Recorded information ::
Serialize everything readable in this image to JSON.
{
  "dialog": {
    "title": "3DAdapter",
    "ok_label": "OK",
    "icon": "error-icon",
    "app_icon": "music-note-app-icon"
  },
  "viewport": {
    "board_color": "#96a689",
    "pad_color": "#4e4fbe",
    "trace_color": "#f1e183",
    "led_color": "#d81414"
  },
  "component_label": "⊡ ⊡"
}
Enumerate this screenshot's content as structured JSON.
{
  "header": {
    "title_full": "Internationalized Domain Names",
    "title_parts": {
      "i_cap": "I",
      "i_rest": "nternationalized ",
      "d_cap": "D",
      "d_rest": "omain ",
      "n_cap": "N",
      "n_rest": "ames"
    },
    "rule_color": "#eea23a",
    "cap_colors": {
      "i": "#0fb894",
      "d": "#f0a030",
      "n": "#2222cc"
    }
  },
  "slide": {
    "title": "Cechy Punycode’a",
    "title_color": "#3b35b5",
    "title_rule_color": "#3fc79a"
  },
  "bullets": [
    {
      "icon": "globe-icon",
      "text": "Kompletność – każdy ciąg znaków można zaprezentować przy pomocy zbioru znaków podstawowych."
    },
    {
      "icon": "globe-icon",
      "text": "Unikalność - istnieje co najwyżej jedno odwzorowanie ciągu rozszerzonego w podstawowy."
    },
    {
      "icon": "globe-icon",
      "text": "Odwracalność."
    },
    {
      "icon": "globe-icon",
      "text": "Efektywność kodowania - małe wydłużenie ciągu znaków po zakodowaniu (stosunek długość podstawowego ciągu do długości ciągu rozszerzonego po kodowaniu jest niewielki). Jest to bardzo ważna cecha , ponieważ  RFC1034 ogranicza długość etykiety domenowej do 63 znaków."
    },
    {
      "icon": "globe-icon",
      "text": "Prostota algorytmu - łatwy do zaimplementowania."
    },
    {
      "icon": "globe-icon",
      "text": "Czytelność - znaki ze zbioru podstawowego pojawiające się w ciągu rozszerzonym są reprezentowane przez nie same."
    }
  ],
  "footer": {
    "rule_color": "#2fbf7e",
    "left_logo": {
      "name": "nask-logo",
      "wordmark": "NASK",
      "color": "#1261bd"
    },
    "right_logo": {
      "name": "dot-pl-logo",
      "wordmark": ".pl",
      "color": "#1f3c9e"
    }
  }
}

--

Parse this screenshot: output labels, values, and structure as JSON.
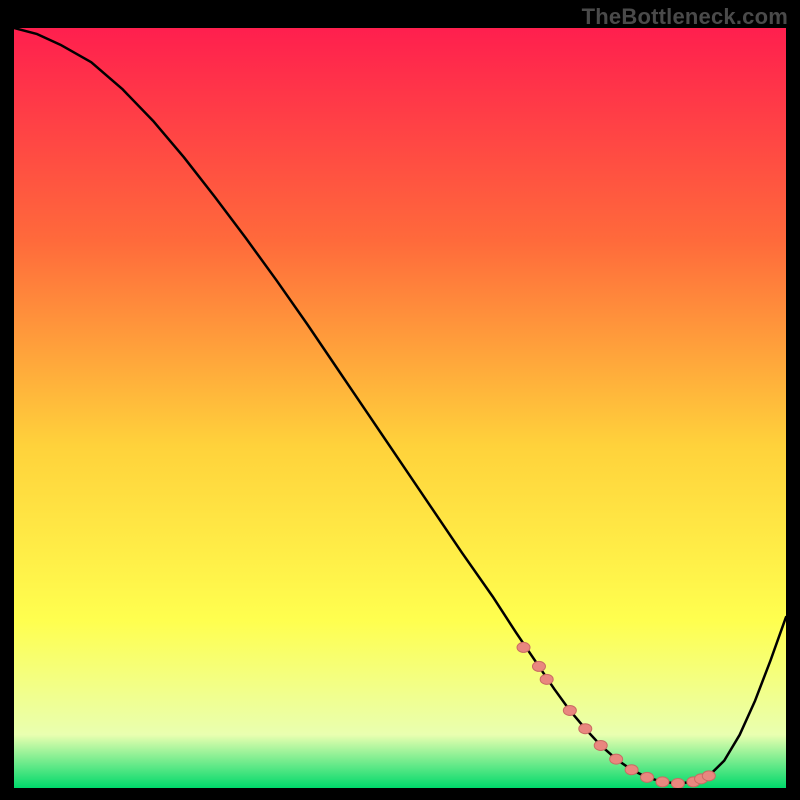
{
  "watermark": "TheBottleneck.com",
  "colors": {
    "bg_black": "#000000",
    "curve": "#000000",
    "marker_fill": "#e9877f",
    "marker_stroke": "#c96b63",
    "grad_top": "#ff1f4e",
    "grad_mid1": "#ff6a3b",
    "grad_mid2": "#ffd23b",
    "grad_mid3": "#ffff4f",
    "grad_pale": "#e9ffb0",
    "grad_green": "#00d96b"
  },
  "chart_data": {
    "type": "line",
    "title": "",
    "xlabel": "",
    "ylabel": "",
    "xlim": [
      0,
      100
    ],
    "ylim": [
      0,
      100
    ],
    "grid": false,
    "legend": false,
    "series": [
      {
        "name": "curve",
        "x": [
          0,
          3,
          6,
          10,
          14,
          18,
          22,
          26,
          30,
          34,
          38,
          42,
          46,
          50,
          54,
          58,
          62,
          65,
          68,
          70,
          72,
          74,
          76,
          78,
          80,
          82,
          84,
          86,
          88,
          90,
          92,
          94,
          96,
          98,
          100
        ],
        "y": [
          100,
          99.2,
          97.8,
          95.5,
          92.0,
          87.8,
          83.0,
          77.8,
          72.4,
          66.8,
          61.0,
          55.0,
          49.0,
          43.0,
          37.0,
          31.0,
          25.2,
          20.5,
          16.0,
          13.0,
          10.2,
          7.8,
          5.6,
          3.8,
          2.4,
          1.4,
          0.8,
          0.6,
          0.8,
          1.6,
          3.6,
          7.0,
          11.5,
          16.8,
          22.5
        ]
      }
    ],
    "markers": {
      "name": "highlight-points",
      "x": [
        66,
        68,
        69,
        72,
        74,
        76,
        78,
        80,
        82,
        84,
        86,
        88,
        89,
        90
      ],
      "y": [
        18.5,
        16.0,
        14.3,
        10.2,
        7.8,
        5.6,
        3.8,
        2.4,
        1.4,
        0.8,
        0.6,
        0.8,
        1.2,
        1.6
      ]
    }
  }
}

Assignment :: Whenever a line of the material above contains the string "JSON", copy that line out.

Written answer ::
Serialize everything readable in this image to JSON.
Enumerate this screenshot's content as structured JSON.
Parse this screenshot: output labels, values, and structure as JSON.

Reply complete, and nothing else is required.